Oleson says if you’re going to use a video presentation as a post-event promotion, be timely about it and do it right the first time. “If you get a high-quality post-meeting promotion posted that features a speaker, it’s likely that speaker will repost it, increasing its chances of going viral. But if you wait too long, even the presenter will lose interest in viewing or reposting it,” she says.
However, Oleson reminds that the quality must be there first time around. “Very few people will go back and watch a video again because you edited and produced it to look more professional. Do it right the first time,” she says.
Releasing an online video during a conference on a social media platform will get people who aren’t even attending chiming in and creating more momentum and enthusiasm. “By recording all your sessions, you can reuse that content and possibly even sell it if you’re looking for more ways to drive event revenue. Make sure you have stakeholder buy-in about whatever videos you plan to show. This also means testing your equipment and connections before the event begins and then again during breaks. Nothing is as awkward for the speaker and the attendees than seeing someone on stage falter when something fails to play or display properly,” Craft says.

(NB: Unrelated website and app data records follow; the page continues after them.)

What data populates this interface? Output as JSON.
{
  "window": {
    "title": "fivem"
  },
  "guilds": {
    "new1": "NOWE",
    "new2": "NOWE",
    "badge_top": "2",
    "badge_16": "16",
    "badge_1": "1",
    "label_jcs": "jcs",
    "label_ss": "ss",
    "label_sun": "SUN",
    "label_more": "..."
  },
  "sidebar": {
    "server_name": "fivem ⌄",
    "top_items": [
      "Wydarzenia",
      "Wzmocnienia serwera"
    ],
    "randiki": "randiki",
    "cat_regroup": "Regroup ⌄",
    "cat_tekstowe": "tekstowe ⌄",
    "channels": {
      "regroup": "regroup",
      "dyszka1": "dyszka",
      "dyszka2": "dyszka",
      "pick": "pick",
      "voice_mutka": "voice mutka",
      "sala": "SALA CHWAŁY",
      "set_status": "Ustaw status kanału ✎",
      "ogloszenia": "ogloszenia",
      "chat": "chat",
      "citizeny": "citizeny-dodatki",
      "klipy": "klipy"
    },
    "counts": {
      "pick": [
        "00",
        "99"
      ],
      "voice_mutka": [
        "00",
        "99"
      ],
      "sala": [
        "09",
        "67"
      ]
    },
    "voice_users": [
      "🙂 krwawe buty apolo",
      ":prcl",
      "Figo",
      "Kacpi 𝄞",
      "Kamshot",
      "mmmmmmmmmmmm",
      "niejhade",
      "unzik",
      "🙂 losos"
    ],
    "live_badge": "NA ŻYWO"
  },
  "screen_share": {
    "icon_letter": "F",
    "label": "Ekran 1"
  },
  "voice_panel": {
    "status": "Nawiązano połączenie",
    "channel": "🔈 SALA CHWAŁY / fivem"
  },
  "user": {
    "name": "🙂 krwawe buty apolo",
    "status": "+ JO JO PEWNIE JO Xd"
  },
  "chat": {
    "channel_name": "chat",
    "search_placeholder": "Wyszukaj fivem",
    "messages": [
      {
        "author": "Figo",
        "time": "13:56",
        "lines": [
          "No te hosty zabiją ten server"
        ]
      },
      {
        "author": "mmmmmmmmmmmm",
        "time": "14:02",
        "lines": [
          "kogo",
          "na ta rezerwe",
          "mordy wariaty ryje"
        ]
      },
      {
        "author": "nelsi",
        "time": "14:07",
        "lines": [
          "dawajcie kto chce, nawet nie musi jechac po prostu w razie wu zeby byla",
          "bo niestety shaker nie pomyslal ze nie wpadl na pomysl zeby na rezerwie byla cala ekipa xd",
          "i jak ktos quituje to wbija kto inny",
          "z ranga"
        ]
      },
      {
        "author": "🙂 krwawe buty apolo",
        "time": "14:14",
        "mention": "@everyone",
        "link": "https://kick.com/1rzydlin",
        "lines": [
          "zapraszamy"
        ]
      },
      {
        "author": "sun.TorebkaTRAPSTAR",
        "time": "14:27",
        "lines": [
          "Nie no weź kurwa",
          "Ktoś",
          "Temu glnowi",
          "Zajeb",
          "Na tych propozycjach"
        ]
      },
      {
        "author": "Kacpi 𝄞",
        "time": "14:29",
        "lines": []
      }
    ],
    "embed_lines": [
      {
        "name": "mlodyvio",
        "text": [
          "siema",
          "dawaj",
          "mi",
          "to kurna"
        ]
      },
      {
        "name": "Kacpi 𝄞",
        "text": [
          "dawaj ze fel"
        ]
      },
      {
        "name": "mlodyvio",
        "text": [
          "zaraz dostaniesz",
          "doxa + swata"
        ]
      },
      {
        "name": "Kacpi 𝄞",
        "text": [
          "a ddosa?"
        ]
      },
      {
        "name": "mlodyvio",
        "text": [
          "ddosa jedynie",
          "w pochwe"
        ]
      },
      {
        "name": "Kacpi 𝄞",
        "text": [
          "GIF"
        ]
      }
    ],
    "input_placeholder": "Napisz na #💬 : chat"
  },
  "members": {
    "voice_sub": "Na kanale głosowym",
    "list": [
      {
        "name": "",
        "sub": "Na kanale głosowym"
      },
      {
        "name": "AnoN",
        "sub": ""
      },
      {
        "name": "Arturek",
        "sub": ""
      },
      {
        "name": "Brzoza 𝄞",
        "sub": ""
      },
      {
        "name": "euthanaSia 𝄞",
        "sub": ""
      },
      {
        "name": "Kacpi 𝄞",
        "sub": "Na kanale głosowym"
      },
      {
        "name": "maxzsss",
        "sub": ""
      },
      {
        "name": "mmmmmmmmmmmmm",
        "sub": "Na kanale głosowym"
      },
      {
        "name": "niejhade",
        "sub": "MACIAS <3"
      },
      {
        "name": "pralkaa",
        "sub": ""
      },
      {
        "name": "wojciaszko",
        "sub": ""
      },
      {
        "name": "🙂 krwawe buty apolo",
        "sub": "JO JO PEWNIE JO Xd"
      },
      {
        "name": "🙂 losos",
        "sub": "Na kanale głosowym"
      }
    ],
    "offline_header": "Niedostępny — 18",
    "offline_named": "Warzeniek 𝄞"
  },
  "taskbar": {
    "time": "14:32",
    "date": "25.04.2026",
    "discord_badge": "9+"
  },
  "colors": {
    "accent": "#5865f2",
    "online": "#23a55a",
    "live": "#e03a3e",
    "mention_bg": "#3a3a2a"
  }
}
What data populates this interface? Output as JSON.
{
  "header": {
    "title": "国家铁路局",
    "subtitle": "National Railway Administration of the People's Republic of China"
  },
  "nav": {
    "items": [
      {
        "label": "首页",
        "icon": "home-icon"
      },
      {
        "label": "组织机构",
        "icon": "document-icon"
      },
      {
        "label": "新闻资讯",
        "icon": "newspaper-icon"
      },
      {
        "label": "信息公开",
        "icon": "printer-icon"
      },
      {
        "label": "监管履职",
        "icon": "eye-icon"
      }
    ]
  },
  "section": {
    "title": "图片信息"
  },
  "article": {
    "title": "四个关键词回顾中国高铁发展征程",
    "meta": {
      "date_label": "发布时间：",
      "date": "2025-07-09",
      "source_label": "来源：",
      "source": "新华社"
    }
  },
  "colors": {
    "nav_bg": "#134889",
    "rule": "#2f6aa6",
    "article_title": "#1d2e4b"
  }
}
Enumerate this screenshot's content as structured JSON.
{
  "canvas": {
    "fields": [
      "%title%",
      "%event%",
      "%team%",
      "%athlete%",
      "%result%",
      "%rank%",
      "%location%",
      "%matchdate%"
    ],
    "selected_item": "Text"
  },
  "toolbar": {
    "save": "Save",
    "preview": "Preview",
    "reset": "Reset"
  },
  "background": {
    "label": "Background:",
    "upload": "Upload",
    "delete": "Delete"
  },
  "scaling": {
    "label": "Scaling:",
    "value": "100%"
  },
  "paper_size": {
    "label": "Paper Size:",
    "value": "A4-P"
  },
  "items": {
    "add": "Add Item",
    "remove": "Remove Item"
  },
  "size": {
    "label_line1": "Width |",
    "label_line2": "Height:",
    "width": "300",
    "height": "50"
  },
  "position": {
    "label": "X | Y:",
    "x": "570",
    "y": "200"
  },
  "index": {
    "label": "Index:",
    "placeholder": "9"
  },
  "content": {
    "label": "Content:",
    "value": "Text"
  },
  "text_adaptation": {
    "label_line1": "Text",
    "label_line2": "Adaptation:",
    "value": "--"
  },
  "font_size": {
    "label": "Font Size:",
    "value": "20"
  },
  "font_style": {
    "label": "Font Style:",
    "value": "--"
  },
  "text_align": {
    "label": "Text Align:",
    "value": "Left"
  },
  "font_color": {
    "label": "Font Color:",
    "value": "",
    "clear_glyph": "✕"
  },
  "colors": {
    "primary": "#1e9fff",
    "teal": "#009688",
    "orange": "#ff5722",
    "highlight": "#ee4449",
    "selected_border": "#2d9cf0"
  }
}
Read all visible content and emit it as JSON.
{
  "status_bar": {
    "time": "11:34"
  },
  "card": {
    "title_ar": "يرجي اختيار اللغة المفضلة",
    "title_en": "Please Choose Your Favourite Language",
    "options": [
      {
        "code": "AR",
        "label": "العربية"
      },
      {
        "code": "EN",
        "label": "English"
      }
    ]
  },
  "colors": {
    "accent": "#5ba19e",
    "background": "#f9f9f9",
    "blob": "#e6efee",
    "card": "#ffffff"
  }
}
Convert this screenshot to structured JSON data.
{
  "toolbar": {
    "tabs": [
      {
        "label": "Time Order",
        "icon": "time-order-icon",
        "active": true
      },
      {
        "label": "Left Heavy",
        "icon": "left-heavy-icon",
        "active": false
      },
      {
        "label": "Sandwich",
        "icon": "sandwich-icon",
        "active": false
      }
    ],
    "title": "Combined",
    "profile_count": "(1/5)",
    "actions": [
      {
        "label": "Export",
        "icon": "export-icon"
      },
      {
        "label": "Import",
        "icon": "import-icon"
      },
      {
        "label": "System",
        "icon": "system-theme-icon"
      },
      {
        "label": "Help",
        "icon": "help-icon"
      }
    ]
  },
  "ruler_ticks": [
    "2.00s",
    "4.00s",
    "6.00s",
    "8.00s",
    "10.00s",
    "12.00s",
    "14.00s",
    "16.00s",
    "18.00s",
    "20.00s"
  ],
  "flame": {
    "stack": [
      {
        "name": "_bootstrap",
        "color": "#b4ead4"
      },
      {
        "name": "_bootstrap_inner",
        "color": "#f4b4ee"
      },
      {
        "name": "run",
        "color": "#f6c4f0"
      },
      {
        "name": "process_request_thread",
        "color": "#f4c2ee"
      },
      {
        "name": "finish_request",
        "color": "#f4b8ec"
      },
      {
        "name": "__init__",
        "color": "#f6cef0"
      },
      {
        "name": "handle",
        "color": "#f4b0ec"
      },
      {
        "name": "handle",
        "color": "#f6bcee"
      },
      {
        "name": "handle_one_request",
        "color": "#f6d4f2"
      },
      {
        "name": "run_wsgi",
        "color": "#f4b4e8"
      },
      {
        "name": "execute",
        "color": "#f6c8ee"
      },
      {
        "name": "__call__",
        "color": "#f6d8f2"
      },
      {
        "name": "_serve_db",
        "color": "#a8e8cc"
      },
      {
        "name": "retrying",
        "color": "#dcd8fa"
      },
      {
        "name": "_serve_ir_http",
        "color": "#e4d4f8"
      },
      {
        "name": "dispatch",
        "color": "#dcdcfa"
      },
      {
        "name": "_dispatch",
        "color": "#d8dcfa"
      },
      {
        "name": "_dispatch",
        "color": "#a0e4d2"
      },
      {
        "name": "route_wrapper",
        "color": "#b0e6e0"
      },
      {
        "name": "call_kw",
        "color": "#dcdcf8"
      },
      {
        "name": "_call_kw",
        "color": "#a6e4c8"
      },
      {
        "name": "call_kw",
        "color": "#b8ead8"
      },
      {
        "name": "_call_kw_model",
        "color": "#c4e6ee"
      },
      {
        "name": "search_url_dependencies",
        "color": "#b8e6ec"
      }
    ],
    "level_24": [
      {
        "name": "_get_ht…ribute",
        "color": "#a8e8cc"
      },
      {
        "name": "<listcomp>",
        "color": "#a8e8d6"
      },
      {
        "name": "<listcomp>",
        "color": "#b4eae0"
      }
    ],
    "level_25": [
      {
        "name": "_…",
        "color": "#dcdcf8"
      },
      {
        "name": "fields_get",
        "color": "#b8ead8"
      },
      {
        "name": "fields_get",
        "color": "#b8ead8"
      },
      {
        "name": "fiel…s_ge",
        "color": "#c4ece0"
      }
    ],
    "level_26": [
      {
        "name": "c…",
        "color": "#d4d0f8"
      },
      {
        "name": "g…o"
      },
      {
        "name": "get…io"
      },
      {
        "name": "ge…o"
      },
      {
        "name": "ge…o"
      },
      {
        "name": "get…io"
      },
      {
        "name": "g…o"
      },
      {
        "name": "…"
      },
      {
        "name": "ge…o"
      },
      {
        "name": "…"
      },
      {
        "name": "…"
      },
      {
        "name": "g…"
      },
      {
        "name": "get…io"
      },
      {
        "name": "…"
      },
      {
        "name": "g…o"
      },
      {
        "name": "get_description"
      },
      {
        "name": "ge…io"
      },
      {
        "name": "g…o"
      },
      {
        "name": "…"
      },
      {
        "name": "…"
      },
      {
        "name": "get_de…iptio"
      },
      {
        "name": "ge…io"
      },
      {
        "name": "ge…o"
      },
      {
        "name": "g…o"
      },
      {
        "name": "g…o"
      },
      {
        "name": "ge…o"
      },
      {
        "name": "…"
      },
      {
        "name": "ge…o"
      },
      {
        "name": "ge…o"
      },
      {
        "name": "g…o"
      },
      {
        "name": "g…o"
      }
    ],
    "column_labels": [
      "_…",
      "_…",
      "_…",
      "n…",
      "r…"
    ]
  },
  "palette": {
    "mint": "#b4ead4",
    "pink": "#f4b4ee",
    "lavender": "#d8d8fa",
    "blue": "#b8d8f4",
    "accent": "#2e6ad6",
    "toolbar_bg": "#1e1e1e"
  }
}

Video spots in promotions about speakers can create hype and set the expectation for a great presentation. Speaker promotions can be posted online to help promote the event and even just before the speaker takes the stage to set the tone and mood for the presentation.
“If you choose to go this route, there are some best practices to keep in mind,” says Craft. “It’s OK to poke fun a bit, but tread lightly. Don’t risk offending any speakers or attendees. Also, don’t use too many inside jokes. These kinds of intro videos work best when everyone feels included in the fun.”
Often, speakers will have their own repertoire of videos that you may be able to leverage in your promotions, Craft adds.
PROMOTE THE PARTY
The opening or closing party can be one of the highlights of an event and offering video in real time is a fun way for people to record memories and highlights. The content can be quickly produced and shared on social media to generate even more buzz for your event, says Craft.
“We had one event that edited party footage in real time and shared it with people during the party. Much of the content was recorded earlier in the evening and then edited in an ad-hoc video booth set up in a corner of the party,” she says.
Post-event videos can extend memories, enthusiasm and knowledge retention of events. “Make sure some video content is freely available,” says Craft. “Even if you want to monetize recorded talks, don’t put everything behind a paywall. Share at least some of your video content for free, so that people get enough of a taste that they want to engage further.”
Craft suggests creating different kinds of videos for different audiences. “Make short, teaser content to share on social media and share longer, uncut recordings of the talks on your website. You also can edit together testimonials and feedback for a high-energy video to promote the event with new audience members,” Craft says.
Recaps and highlight videos are a great way to reach those people who didn’t attend.
“A highlight video is one of the best ways to drive future sales and attendees because the videos can help create FOMO (fear of missing out),” says Craft.
Presentations captured during the event offer promising sales and exposure post-event. “Regardless of if people attended a specific session or not, they’re going to want the recordings. Whether to re-watch themselves, share with their teams or show colleagues, make sure you record as many of the speaker sessions as you can. You’ll be glad you did,” Craft concludes.